upward graphHave you seen websites or blogs with seemingly random words in bold type, such as, “Do you love polar bear keychains? I do.  Here’s where you can buy polar bear keychains.” The words in bold seem to have no particular purpose.  There’s no reason to emphasize them. Is there? Well, there is a purpose, and that’s to try to rank higher in Google.

Rank higher in Google

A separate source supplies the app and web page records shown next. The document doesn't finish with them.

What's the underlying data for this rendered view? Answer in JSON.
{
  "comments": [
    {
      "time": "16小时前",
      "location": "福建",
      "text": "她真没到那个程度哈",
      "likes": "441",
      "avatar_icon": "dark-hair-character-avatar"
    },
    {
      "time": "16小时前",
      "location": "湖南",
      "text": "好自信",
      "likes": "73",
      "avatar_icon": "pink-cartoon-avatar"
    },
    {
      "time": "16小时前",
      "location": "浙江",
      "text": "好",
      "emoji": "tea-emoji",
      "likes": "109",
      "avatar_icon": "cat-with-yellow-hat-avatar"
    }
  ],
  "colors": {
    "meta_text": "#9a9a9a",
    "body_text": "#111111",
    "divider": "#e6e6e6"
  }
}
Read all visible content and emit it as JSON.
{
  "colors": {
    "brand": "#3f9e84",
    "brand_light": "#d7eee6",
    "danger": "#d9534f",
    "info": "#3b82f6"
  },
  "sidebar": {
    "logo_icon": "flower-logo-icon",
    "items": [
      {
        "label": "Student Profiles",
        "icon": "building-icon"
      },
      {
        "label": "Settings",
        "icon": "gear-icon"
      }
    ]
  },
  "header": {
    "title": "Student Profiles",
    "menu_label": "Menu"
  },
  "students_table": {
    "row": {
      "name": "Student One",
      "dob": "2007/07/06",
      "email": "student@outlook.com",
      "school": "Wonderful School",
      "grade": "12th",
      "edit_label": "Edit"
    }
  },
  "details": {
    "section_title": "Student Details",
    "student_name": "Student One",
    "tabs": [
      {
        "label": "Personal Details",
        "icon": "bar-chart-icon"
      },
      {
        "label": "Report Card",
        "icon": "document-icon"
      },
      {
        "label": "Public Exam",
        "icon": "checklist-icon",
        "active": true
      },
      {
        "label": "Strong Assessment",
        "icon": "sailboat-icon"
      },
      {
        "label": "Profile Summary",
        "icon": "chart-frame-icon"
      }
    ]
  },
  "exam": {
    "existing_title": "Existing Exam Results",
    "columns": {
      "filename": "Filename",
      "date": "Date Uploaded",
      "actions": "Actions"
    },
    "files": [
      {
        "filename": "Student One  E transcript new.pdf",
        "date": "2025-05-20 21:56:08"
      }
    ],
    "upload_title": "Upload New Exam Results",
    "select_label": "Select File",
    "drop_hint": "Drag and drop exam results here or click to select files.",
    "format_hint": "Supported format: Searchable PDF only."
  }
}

What they’re doing is trying to catch Google’s attention.  Google’s algorithm “likes” text in larger sizes (such as headlines and subheadings), text in italics, and text in bold.  It uses those signals to tell what’s important about the page and to get a better idea of the subject matter.  People who randomly bold or italicize text are trying to appeal to Google and other search engines so that their pages will rank higher. The repetitive keywords are added in the hope that the post will get a small boost in Google rankings.

Get more attention

Sure, use bold when it makes sense, such as, “There were 500 candidates for the job, and I made the top 5 finalists!”  When  you look at sites with random bolded words, it’s distracting and looks odd. It slows you down (at least it slows me down).  You want them to read, not wonder whether you went nuts with your bold tags.

Robots don’t buy anything

As Sonia Simone put it, “SEO is people.”  I’m all in favor of ranking higher on Google, but not at the expense of human beings. Humans are the ones who will actually read your site (and make a decision about whether to hire you or buy something).  Jonathan Fields ran a test with an article marketing whiz.  She got him on the front page of Google for the keywords she was using.  Great stuff! Except his clicks didn’t change.

What do you think?

Is the bolding OK?  Will we all get used to it? Or is it annoying?  Share your thoughts.

Image by Christian Ferrari

Is SEO the Answer to All Business Marketing?

David Meerman Scott’s post yesterday about SEO and your crap filled site reminded me of a recent conversation I had. A client had just hired a new CEO, who was gung ho about SEO. He’d gotten good results at his previous job and was all excited about applying the same principles at his new company.

Sounds good? Well, it wasn’t. The trouble wasn’t lack of traffic. They had a well-known brand, and lots of visitors to the site. The problem was that the site was huge – hundreds and hundreds of pages. The content was hard to find. It took 8-10 pages to register for an event. You couldn’t use credit cards directly, you had to go through paypal (and leave the company’s site). It was confusing and took too much time.

The problem wasn’t an SEO issue, it was a usability issue. The site needed to be streamlined, updated, and re-tuned for the customer (not the company).

Face toward your customers, not toward yourself.

Danard Vincente